[Excerpts from an interface dataset]
########################################
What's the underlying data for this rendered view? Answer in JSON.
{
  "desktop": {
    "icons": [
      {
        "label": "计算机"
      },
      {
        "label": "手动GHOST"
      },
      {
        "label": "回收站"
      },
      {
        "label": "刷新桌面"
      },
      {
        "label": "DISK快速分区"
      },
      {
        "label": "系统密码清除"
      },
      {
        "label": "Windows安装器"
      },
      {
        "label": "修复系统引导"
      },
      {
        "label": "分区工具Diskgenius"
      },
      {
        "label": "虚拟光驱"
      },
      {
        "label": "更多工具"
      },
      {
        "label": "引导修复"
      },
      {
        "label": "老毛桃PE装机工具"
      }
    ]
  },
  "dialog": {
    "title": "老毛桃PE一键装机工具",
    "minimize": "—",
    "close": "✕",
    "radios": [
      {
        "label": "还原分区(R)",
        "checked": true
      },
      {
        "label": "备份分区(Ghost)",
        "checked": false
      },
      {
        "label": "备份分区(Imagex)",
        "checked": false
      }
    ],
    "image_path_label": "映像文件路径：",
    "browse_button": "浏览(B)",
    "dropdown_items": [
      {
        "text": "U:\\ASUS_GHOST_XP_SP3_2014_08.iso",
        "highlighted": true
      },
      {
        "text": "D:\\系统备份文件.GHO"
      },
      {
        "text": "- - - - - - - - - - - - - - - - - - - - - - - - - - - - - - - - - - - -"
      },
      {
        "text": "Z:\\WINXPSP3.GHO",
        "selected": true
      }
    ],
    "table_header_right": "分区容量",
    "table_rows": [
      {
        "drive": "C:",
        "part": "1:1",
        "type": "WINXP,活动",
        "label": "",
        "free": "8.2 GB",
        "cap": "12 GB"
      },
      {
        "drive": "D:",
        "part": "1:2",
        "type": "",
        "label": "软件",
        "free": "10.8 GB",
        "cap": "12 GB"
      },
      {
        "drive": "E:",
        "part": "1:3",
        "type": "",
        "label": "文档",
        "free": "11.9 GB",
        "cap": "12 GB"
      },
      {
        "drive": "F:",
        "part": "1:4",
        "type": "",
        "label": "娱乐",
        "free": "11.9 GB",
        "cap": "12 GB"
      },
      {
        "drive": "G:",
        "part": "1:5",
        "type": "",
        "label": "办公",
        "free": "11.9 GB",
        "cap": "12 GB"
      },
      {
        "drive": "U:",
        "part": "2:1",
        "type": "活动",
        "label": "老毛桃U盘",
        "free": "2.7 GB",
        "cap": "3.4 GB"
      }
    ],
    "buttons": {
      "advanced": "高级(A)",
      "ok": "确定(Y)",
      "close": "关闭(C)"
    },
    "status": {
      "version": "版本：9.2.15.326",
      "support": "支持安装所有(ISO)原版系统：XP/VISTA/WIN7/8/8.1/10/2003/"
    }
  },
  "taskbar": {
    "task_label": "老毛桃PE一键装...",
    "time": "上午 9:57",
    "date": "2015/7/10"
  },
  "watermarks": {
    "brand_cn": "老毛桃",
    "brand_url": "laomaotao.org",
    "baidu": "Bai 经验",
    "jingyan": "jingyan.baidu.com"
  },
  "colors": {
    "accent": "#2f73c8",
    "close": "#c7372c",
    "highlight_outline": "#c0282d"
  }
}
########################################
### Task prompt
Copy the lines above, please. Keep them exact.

### Response to the exercise
What's the underlying data for this rendered view? Answer in JSON.
{
  "desktop": {
    "icons": [
      {
        "label": "计算机"
      },
      {
        "label": "手动GHOST"
      },
      {
        "label": "回收站"
      },
      {
        "label": "刷新桌面"
      },
      {
        "label": "DISK快速分区"
      },
      {
        "label": "系统密码清除"
      },
      {
        "label": "Windows安装器"
      },
      {
        "label": "修复系统引导"
      },
      {
        "label": "分区工具Diskgenius"
      },
      {
        "label": "虚拟光驱"
      },
      {
        "label": "更多工具"
      },
      {
        "label": "引导修复"
      },
      {
        "label": "老毛桃PE装机工具"
      }
    ]
  },
  "dialog": {
    "title": "老毛桃PE一键装机工具",
    "minimize": "—",
    "close": "✕",
    "radios": [
      {
        "label": "还原分区(R)",
        "checked": true
      },
      {
        "label": "备份分区(Ghost)",
        "checked": false
      },
      {
        "label": "备份分区(Imagex)",
        "checked": false
      }
    ],
    "image_path_label": "映像文件路径：",
    "browse_button": "浏览(B)",
    "dropdown_items": [
      {
        "text": "U:\\ASUS_GHOST_XP_SP3_2014_08.iso",
        "highlighted": true
      },
      {
        "text": "D:\\系统备份文件.GHO"
      },
      {
        "text": "- - - - - - - - - - - - - - - - - - - - - - - - - - - - - - - - - - - -"
      },
      {
        "text": "Z:\\WINXPSP3.GHO",
        "selected": true
      }
    ],
    "table_header_right": "分区容量",
    "table_rows": [
      {
        "drive": "C:",
        "part": "1:1",
        "type": "WINXP,活动",
        "label": "",
        "free": "8.2 GB",
        "cap": "12 GB"
      },
      {
        "drive": "D:",
        "part": "1:2",
        "type": "",
        "label": "软件",
        "free": "10.8 GB",
        "cap": "12 GB"
      },
      {
        "drive": "E:",
        "part": "1:3",
        "type": "",
        "label": "文档",
        "free": "11.9 GB",
        "cap": "12 GB"
      },
      {
        "drive": "F:",
        "part": "1:4",
        "type": "",
        "label": "娱乐",
        "free": "11.9 GB",
        "cap": "12 GB"
      },
      {
        "drive": "G:",
        "part": "1:5",
        "type": "",
        "label": "办公",
        "free": "11.9 GB",
        "cap": "12 GB"
      },
      {
        "drive": "U:",
        "part": "2:1",
        "type": "活动",
        "label": "老毛桃U盘",
        "free": "2.7 GB",
        "cap": "3.4 GB"
      }
    ],
    "buttons": {
      "advanced": "高级(A)",
      "ok": "确定(Y)",
      "close": "关闭(C)"
    },
    "status": {
      "version": "版本：9.2.15.326",
      "support": "支持安装所有(ISO)原版系统：XP/VISTA/WIN7/8/8.1/10/2003/"
    }
  },
  "taskbar": {
    "task_label": "老毛桃PE一键装...",
    "time": "上午 9:57",
    "date": "2015/7/10"
  },
  "watermarks": {
    "brand_cn": "老毛桃",
    "brand_url": "laomaotao.org",
    "baidu": "Bai 经验",
    "jingyan": "jingyan.baidu.com"
  },
  "colors": {
    "accent": "#2f73c8",
    "close": "#c7372c",
    "highlight_outline": "#c0282d"
  }
}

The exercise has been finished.